Vehicles General Merchandise CLASS.SOMD.COM
YOUR ONLINE COMMUNITY FOR CHARLES, CALVERT, & ST. MARY’S COUNTIES
Thursday, January 24, 2019 The County Times 27

n A
Fu& G ME S ClassifiedADS
HAIR IT IS SALON & SPA
is searching for Stylists, Aesthetician
& Massage Therapists
customerservice@hairitissalonandspa.com
301-863-8153

Cash Paid For Farm &


Construction Equipment
Call 301-536-6039

TRUCK DRIVER
Full time, Class A license, to drive dump truck
CLUES ACROSS 56. Jewish salutation
58. Fruits
37. Predatory semiaquatic
reptiles
and occasionally equipment trailer. EOE,
1. Sheep sounds
5. Turn up 60. Poorly educated 38. Cockatoo Competitive wages, drug testing. 410-956-8080
11. Statements of support 62. Microorganism 40. The NFL’s big game
14. Spells 63. Depicted (abbr.)
15. Evildoer CLUES DOWN 43. Leguminous east
18. One-time baseball Indian tree
1. Ballplayer’s tool 45. News reporting
stadium staple 2. Hairdo
19. Activities organization
3. From a distance 48. A nemesis of Batman
21. WWII-era US President 4. Belt one out
23. Soft, flexible leather 50. Legal term
5. Revising a text 51. Not all
24. Proverb 6. More (Spanish)
28. Wish (Hindu) 53. A way to greet
7. Beloved Spielberg 54. Knot in a tree
29. Injury treatment alien
30. Red Sox ace 55. Satisfy
8. BBQ dish 57. Russian space station
32. “Deadliest Catch” 9. Provoke
captain 58. A baby’s mealtime
10. Within accessory
33. Baseball stat 12. Canadian flyers
35. Where marine life 59. Stitch together
13. Smugly smile 61. __ and behold
lives 16. Buffalo
36. Heartbeat test 17. Lake in the
39. Signs on the dotted Kalahari Desert
line 20. Grab LAST WEEK’S
41. Atomic #24 22. Rural delivery PUZZLE SOLUTIONS
42. Bind securely 25. Equally
44. Swiss Nobel Peace 26. It’s sometimes
Prize winner passed
46. Fragrant brown 27. Citizens who are
balsam qualified to vote
47. Where you were born 29. Greek letter
49. Sells a ticket for more 31. Body part
than its price 34. Boxing result
52. Where goods are 36. Newts
presented
28 The County Times Thursday, January 24, 2019

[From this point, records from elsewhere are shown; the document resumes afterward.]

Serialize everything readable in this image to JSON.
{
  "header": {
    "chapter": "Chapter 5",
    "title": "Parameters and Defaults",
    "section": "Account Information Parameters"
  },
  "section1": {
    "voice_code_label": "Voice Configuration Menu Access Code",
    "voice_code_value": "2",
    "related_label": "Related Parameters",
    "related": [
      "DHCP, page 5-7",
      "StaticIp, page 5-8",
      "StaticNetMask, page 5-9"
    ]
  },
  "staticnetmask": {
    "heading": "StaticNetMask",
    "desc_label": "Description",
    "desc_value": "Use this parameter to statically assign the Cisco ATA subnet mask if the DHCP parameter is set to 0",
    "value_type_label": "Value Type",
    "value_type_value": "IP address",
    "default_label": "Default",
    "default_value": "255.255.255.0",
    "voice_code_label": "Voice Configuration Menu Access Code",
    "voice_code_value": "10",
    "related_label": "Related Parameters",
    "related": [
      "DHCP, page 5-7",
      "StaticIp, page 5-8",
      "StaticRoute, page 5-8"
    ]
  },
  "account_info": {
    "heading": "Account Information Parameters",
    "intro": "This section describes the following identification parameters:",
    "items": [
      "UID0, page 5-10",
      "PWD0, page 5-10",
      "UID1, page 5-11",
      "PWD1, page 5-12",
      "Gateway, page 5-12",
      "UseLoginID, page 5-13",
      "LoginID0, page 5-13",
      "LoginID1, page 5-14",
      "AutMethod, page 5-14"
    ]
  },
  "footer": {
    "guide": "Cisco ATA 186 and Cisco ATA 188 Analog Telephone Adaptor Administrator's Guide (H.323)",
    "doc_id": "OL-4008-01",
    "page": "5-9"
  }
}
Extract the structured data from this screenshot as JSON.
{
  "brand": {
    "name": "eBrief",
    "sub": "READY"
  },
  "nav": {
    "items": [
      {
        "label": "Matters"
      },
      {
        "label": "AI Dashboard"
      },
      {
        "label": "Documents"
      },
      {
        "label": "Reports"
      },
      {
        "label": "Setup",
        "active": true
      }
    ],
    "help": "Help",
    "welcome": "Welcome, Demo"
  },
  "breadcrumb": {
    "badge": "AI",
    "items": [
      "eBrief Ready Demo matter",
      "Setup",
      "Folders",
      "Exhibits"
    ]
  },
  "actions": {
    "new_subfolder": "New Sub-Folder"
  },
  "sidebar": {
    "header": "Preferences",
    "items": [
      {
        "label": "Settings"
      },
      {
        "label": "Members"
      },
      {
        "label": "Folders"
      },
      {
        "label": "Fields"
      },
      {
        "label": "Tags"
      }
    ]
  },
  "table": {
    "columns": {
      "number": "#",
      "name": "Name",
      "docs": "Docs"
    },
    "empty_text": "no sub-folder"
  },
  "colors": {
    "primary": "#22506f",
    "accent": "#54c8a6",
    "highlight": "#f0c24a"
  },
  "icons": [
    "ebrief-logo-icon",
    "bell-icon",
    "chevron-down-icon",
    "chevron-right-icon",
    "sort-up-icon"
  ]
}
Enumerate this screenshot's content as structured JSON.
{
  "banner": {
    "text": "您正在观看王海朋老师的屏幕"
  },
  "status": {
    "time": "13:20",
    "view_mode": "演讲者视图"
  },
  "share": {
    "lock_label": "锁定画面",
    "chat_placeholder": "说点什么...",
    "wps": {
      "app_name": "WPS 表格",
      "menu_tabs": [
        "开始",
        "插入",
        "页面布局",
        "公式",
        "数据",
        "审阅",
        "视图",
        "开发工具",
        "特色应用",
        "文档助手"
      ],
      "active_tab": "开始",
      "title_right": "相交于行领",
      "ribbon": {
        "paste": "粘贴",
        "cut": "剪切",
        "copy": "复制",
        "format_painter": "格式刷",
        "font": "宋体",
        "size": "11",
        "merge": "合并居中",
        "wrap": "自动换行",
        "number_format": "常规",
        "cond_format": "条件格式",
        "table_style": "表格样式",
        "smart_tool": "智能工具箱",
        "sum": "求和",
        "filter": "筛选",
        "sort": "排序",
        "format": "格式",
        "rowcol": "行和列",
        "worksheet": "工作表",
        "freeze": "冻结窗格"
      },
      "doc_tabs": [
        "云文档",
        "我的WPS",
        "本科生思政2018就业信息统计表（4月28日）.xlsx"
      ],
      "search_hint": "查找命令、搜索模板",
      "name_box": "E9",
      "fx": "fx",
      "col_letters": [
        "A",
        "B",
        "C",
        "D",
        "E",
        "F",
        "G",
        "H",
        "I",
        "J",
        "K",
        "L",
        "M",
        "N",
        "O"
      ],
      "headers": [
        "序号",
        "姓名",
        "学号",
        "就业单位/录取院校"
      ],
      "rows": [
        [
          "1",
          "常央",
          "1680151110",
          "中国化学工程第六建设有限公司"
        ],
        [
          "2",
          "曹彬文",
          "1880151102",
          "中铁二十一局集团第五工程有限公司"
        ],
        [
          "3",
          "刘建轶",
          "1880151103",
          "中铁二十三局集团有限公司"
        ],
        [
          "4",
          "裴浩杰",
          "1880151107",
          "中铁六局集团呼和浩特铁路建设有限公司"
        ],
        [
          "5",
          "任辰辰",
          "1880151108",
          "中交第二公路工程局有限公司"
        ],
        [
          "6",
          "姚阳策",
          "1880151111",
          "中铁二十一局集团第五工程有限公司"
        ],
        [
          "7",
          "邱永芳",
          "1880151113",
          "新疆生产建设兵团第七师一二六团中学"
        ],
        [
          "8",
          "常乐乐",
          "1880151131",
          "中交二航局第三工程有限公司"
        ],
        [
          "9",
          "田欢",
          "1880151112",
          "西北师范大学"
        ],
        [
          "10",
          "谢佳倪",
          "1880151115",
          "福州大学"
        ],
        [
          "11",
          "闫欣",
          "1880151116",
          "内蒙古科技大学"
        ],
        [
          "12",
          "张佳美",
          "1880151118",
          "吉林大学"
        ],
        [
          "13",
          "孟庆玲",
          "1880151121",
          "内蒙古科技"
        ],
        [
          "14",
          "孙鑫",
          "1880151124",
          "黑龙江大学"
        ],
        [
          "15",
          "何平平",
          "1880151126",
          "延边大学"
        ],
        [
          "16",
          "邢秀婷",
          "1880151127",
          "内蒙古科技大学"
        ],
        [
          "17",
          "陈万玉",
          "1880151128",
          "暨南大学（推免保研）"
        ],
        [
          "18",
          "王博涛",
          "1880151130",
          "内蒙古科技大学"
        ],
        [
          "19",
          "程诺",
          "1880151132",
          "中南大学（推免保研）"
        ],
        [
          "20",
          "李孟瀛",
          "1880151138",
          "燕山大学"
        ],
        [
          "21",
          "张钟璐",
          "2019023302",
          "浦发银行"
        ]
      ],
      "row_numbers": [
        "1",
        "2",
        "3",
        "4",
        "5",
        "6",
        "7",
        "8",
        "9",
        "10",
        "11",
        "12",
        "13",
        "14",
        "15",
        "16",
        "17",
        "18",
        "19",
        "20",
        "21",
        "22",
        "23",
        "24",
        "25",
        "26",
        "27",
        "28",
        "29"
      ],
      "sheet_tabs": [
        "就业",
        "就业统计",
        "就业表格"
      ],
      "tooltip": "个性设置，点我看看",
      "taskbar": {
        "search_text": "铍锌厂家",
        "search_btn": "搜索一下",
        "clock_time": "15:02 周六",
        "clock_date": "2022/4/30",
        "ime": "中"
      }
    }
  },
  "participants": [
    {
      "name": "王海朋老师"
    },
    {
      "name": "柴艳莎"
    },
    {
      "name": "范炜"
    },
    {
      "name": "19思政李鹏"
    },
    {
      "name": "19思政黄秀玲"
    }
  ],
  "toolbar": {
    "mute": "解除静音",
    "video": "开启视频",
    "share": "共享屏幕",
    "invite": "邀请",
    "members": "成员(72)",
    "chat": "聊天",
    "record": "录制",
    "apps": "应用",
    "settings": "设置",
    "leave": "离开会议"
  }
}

First came Fiesta Café, a cozy place to gather for great Mexican food.
Then came Tequila Grill & Cantina, a place to dine, listen to local music,
play trivia. Now owner Temo Amezcua welcomes you to his new &
different restaurant: Fiesta Pollo. Fast, convenient, Mexican Grilled
Chicken. Muchas gracias Southern Maryland for your patronage!

Quarter Chicken Meal Half Chicken Meal Full Chicken Meal


$1 off Combo 1
One coupon per order. Cannot be combined with other offers
$2 off Combo 2 $3 off Combo 3
One coupon per order. Cannot be combined with other offers
One coupon per order. Cannot be combined with other offers

Fiesta Pollo 21591 Great Mills Rd Lex. Park MD Fiesta Pollo 21591 Great Mills Rd Lex. Park MD Fiesta Pollo 21591 Great Mills Rd Lex. Park MD

Expires 3/31/19 301-866-0183 Expires 3/31/19 301-866-0183 Expires 3/31/19 301-866-0183